First, Cohen’s criminal sentence is a consequence of his loyalty to Donald Trump. Cohen lied at the direction of Trump. When Cohen was caught, Trump cut him off at the knees. Trump called him “a rat.” The message, the lesson, should be that there are no good results from loyalty to Trump. Only bad consequences. Rep. Gaetz seems to have missed that lesson. As Gaetz mocked Cohen, calling him a liar and threatening to brand him an adulterer, he forgot that the man Gaetz was defending, Donald Trump, would at the least sign of trouble, treat Gaetz as he has treated Cohen,
Second, Gaetz’s statement might be sufficient evidence to support a criminal indictment for obstruction of justice. Gaetz attempted to walk his earlier tweet back:
While it is important 2 create context around the testimony of liars like Michael Cohen, it was NOT my intent to threaten, as some believe I did. I’m deleting the tweet & I should have chosen words that better showed my intent. I’m sorry.
The U.S. Criminal Code provides, at 18 U.S.C. §1512(b):
(1) influence, delay, or prevent the testimony of any person in an official proceeding;

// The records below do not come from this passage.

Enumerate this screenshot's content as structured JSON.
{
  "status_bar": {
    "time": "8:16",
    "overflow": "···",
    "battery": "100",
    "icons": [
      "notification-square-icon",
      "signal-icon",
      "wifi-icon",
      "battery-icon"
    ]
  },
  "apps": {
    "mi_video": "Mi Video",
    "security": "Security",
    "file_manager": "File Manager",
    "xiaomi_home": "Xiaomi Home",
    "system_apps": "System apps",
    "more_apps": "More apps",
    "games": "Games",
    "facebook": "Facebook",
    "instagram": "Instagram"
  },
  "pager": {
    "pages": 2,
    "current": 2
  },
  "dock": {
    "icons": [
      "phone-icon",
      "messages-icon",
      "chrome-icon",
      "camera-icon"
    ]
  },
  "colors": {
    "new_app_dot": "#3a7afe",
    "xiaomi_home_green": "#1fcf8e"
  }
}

(2) cause or induce any person to—
(A) withhold testimony, or withhold a record, document, or other object, from an official proceeding;
shall be fined under this title or imprisoned not more than 20 years, or both.
Notably, Mr. Gaetz did not deny he was attempting to intimidate Cohen. In particular, the threat to brand him as an adulterer, and to speculate on the loyalty of Cohen’s wife, is so far beyond “creat[ing] a context” for Cohen’s testimony that “context” is completely out of sight. It’s intimidation, pure and simple. And it is a crime. Congress members enjoy immunity from crimes like this, but it’s not clear to WC that the immunity extends to tweets.
Also notably, Mr. Gaetz committed this possible crime in defense of Donald Trump, in an effort to discredit Cohen. Any trial lawyer will tell you that attempts to discredit a witness – to attack a witness’s credibility – are very dangerous and can easily backfire on the questioner. Cohen brought hard evidence, not just testimony, and it’s notable that the Republicans on the committee, like Gaetz, are ignoring that hard evidence.
Finally, at least to this point, not one of the Republican members of the Committee has attempted to defend Trump. Only to attack Cohen. If you needed more evidence Trump’s conduct has been indefensible, there you have it.
WC hopes that voters watching this political drama play out understand what is happening: That Gaetz and his fellow Trump supporters are making exactly the mistake Cohen made. And can expect the same kind of consequences.
- John Dean, for those who are too young to have lived through the Watergate scandals, was President Richard Nixon’s personal lawyer, and it was his testimony to Congress that started the long, slow fall of Nixon. The sense of deja vù is very strong. ↩